_The task_
Find each line of the entries with the string "true", please, and copy it.

------ Material for this task

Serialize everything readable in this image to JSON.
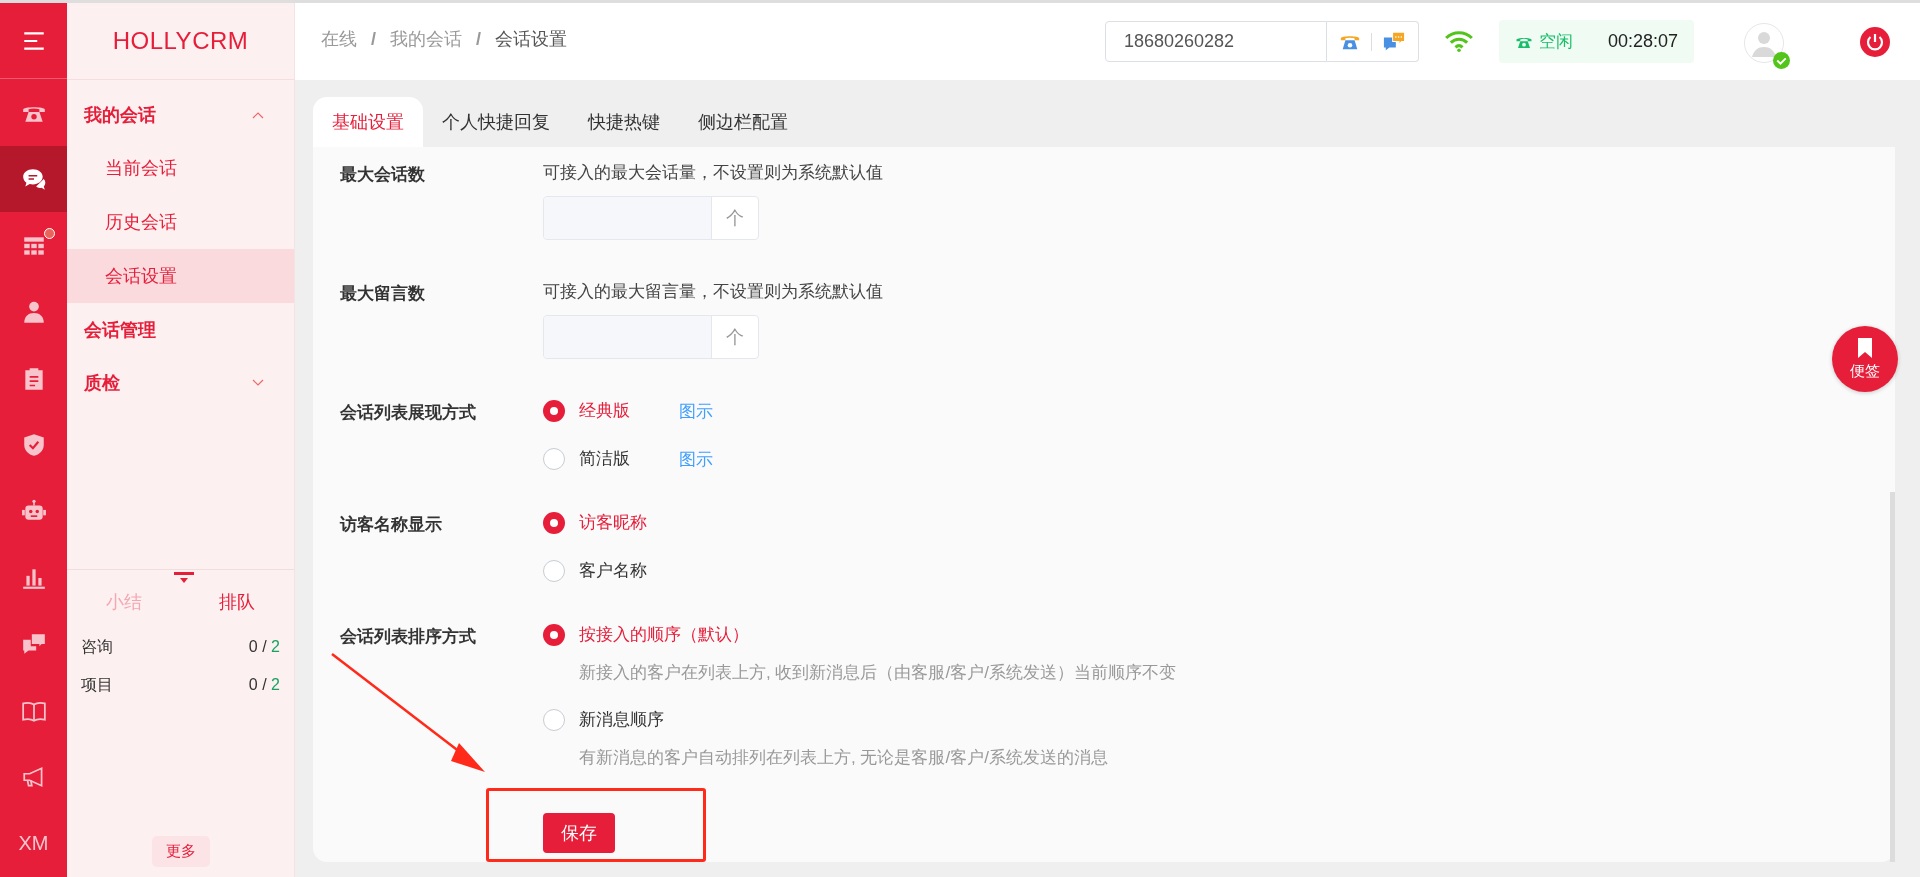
{
  "rail": {
    "items": [
      {
        "kind": "menu",
        "selected": false,
        "dot": false
      },
      {
        "kind": "phone",
        "selected": false,
        "dot": false
      },
      {
        "kind": "chat",
        "selected": true,
        "dot": false
      },
      {
        "kind": "grid",
        "selected": false,
        "dot": true
      },
      {
        "kind": "person",
        "selected": false,
        "dot": false
      },
      {
        "kind": "clipboard",
        "selected": false,
        "dot": false
      },
      {
        "kind": "shield",
        "selected": false,
        "dot": false
      },
      {
        "kind": "robot",
        "selected": false,
        "dot": false
      },
      {
        "kind": "chart",
        "selected": false,
        "dot": false
      },
      {
        "kind": "messages",
        "selected": false,
        "dot": false
      },
      {
        "kind": "book",
        "selected": false,
        "dot": false
      },
      {
        "kind": "megaphone",
        "selected": false,
        "dot": false
      },
      {
        "kind": "text",
        "selected": false,
        "dot": false,
        "label": "XM"
      }
    ]
  },
  "logo": "HOLLYCRM",
  "nav": [
    {
      "label": "我的会话",
      "kind": "group",
      "expanded": true,
      "children": [
        {
          "label": "当前会话",
          "selected": false
        },
        {
          "label": "历史会话",
          "selected": false
        },
        {
          "label": "会话设置",
          "selected": true
        }
      ]
    },
    {
      "label": "会话管理",
      "kind": "link"
    },
    {
      "label": "质检",
      "kind": "group",
      "expanded": false
    }
  ],
  "queue_panel": {
    "tabs": [
      {
        "label": "小结",
        "selected": false
      },
      {
        "label": "排队",
        "selected": true
      }
    ],
    "rows": [
      {
        "label": "咨询",
        "count": "0",
        "total": "2"
      },
      {
        "label": "项目",
        "count": "0",
        "total": "2"
      }
    ],
    "separator": "/",
    "more_button": "更多"
  },
  "breadcrumb_separator": "/",
  "breadcrumb": [
    "在线",
    "我的会话",
    "会话设置"
  ],
  "phone_field": {
    "value": "18680260282"
  },
  "status": {
    "label": "空闲",
    "timer": "00:28:07"
  },
  "tabs": [
    {
      "label": "基础设置",
      "selected": true
    },
    {
      "label": "个人快捷回复",
      "selected": false
    },
    {
      "label": "快捷热键",
      "selected": false
    },
    {
      "label": "侧边栏配置",
      "selected": false
    }
  ],
  "settings": [
    {
      "kind": "number",
      "label": "最大会话数",
      "hint": "可接入的最大会话量，不设置则为系统默认值",
      "unit": "个"
    },
    {
      "kind": "number",
      "label": "最大留言数",
      "hint": "可接入的最大留言量，不设置则为系统默认值",
      "unit": "个"
    },
    {
      "kind": "radio",
      "label": "会话列表展现方式",
      "options": [
        {
          "label": "经典版",
          "selected": true,
          "link": "图示"
        },
        {
          "label": "简洁版",
          "selected": false,
          "link": "图示"
        }
      ]
    },
    {
      "kind": "radio",
      "label": "访客名称显示",
      "options": [
        {
          "label": "访客昵称",
          "selected": true
        },
        {
          "label": "客户名称",
          "selected": false
        }
      ]
    },
    {
      "kind": "radio",
      "label": "会话列表排序方式",
      "options": [
        {
          "label": "按接入的顺序（默认）",
          "selected": true,
          "description": "新接入的客户在列表上方, 收到新消息后（由客服/客户/系统发送）当前顺序不变"
        },
        {
          "label": "新消息顺序",
          "selected": false,
          "description": "有新消息的客户自动排列在列表上方, 无论是客服/客户/系统发送的消息"
        }
      ]
    }
  ],
  "save_button": "保存",
  "note_button": "便签"
}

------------

_Answer to this exercise_
        "selected": true,
        "dot": true
      "expanded": true,
          "selected": true
        "selected": true
      "selected": true
          "selected": true,
          "selected": true
          "selected": true,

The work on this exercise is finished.